Since January 2020, 78,278 have tested positive for the novel coronavirus in B.C.

NDP leader Jagmeet Singh holds a press conference on Parliament Hill in Ottawa on Wednesday, Feb. 24, 2021. THE CANADIAN PRESS/Sean Kilpatrick
NDP will not trigger election as long as pandemic continues: Singh

‘“We will vote to keep the government going’

A BC Ferries worker out of Swartz Bay has tested positive for COVID-19. (Black Press Media file photo)
Swartz Bay ferry worker confirmed to have COVID-19

Employees in direct contact with worker now isolating

A health-care worker prepares a dose of the Pfizer-BioNTech COVID-19 vaccine at a UHN COVID-19 vaccine clinic in Toronto on Thursday, January 7, 2021. (THE CANADIAN PRESS/Nathan Denette)
Vaccinating essential workers before seniors in B.C. could save lives: experts
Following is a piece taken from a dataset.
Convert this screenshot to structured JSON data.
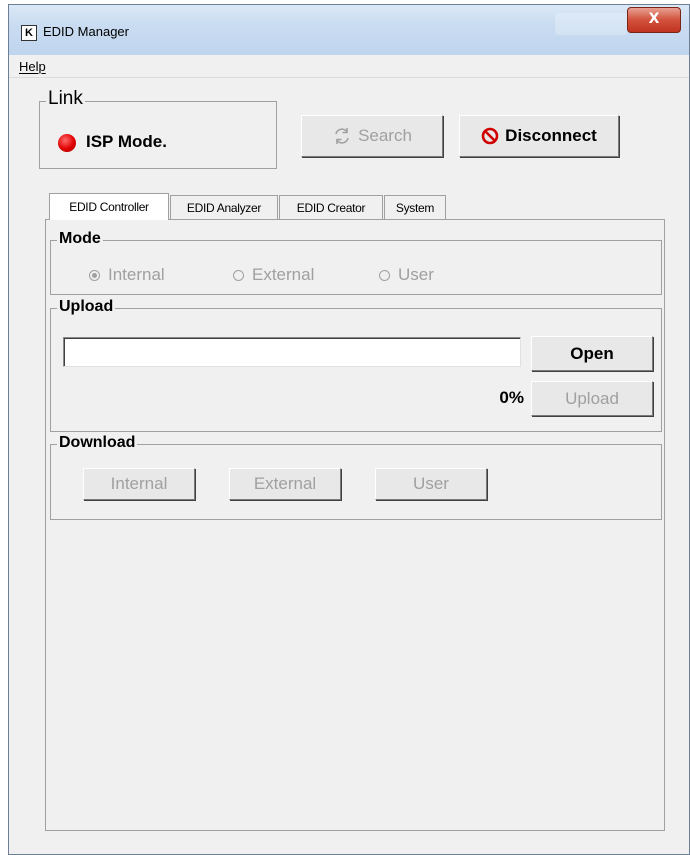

A new study says the switch could also save up to $230 million in provincial health-care costs

(Black Press Media file photo)
B.C. residents can reserve provincial camp sites starting March 8

B.C. residents get priority access to camping reservations in province

Nanaimo’s Joanne Secord is a quarterfinalist in Inked Magazine’s Cover Model Search contest. (Janayh Wright Photography)
50-year-old Nanaimo mom hopes her tattoos will earn her a magazine cover shoot

Joanne Secord on cusp of semifinals in Inked Magazine contest

Nanaimo Courthouse. (News Bulletin file photo)
Motorist sentenced to two years for dangerous driving causing death on Gabriola Island

William Goosman pleaded guilty last fall in connection with incident that killed Jay Dearman

According to a new poll, a majority of Canadians want to see illicit drugs decriminalized. (THE ASSOCIATED PRESS)
Majority of Canadians think it’s high time to decriminalize illicit drugs: poll

More than two-times the B.C. residents know someone who died from an overdose compared to rest of Canada

“Support your city” reads a piece of graffiti outside the Ministry of Finance office. (Jane Skrypnek/News Staff)
Slew of anti-bylaw graffiti ‘unacceptable’ says Victoria mayor, police

Downtown businesses, bylaw office and Ministry of Finance vandalized Wednesday morning

Most Read